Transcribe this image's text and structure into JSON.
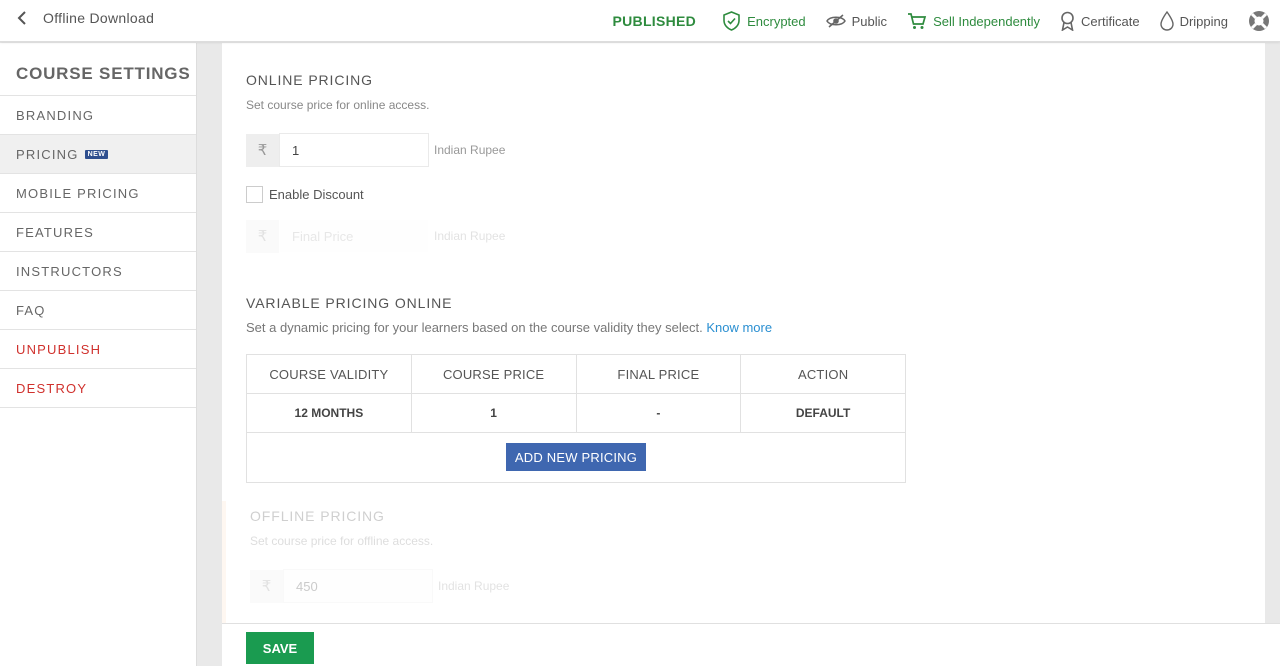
{
  "header": {
    "back_label": "Offline Download",
    "status": "PUBLISHED",
    "items": [
      {
        "label": "Encrypted",
        "icon": "shield-check-icon"
      },
      {
        "label": "Public",
        "icon": "eye-slash-icon"
      },
      {
        "label": "Sell Independently",
        "icon": "cart-icon"
      },
      {
        "label": "Certificate",
        "icon": "ribbon-icon"
      },
      {
        "label": "Dripping",
        "icon": "drop-icon"
      }
    ],
    "help_icon": "lifebuoy-icon"
  },
  "colors": {
    "published": "#2e8b3e",
    "danger": "#d0312d",
    "primary_button": "#3f67b0",
    "save_button": "#1a9b50",
    "link": "#2a8fd1"
  },
  "sidebar": {
    "title": "COURSE SETTINGS",
    "items": [
      {
        "label": "BRANDING"
      },
      {
        "label": "PRICING",
        "badge": "NEW",
        "active": true
      },
      {
        "label": "MOBILE PRICING"
      },
      {
        "label": "FEATURES"
      },
      {
        "label": "INSTRUCTORS"
      },
      {
        "label": "FAQ"
      },
      {
        "label": "UNPUBLISH",
        "danger": true
      },
      {
        "label": "DESTROY",
        "danger": true
      }
    ]
  },
  "online_pricing": {
    "title": "ONLINE PRICING",
    "description": "Set course price for online access.",
    "currency_symbol": "₹",
    "price_value": "1",
    "currency_label": "Indian Rupee",
    "enable_discount_label": "Enable Discount",
    "final_price_placeholder": "Final Price",
    "final_currency_label": "Indian Rupee"
  },
  "variable_pricing": {
    "title": "VARIABLE PRICING ONLINE",
    "description": "Set a dynamic pricing for your learners based on the course validity they select.",
    "know_more": "Know more",
    "columns": [
      "COURSE VALIDITY",
      "COURSE PRICE",
      "FINAL PRICE",
      "ACTION"
    ],
    "rows": [
      [
        "12 MONTHS",
        "1",
        "-",
        "DEFAULT"
      ]
    ],
    "add_button": "ADD NEW PRICING"
  },
  "offline_pricing": {
    "title": "OFFLINE PRICING",
    "description": "Set course price for offline access.",
    "currency_symbol": "₹",
    "price_value": "450",
    "currency_label": "Indian Rupee"
  },
  "footer": {
    "save_label": "SAVE"
  }
}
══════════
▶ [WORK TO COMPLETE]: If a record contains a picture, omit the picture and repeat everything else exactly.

▶ [RESPONSE BOX]:
Transcribe this image's text and structure into JSON.
{
  "header": {
    "back_label": "Offline Download",
    "status": "PUBLISHED",
    "items": [
      {
        "label": "Encrypted",
        "icon": "shield-check-icon"
      },
      {
        "label": "Public",
        "icon": "eye-slash-icon"
      },
      {
        "label": "Sell Independently",
        "icon": "cart-icon"
      },
      {
        "label": "Certificate",
        "icon": "ribbon-icon"
      },
      {
        "label": "Dripping",
        "icon": "drop-icon"
      }
    ],
    "help_icon": "lifebuoy-icon"
  },
  "colors": {
    "published": "#2e8b3e",
    "danger": "#d0312d",
    "primary_button": "#3f67b0",
    "save_button": "#1a9b50",
    "link": "#2a8fd1"
  },
  "sidebar": {
    "title": "COURSE SETTINGS",
    "items": [
      {
        "label": "BRANDING"
      },
      {
        "label": "PRICING",
        "badge": "NEW",
        "active": true
      },
      {
        "label": "MOBILE PRICING"
      },
      {
        "label": "FEATURES"
      },
      {
        "label": "INSTRUCTORS"
      },
      {
        "label": "FAQ"
      },
      {
        "label": "UNPUBLISH",
        "danger": true
      },
      {
        "label": "DESTROY",
        "danger": true
      }
    ]
  },
  "online_pricing": {
    "title": "ONLINE PRICING",
    "description": "Set course price for online access.",
    "currency_symbol": "₹",
    "price_value": "1",
    "currency_label": "Indian Rupee",
    "enable_discount_label": "Enable Discount",
    "final_price_placeholder": "Final Price",
    "final_currency_label": "Indian Rupee"
  },
  "variable_pricing": {
    "title": "VARIABLE PRICING ONLINE",
    "description": "Set a dynamic pricing for your learners based on the course validity they select.",
    "know_more": "Know more",
    "columns": [
      "COURSE VALIDITY",
      "COURSE PRICE",
      "FINAL PRICE",
      "ACTION"
    ],
    "rows": [
      [
        "12 MONTHS",
        "1",
        "-",
        "DEFAULT"
      ]
    ],
    "add_button": "ADD NEW PRICING"
  },
  "offline_pricing": {
    "title": "OFFLINE PRICING",
    "description": "Set course price for offline access.",
    "currency_symbol": "₹",
    "price_value": "450",
    "currency_label": "Indian Rupee"
  },
  "footer": {
    "save_label": "SAVE"
  }
}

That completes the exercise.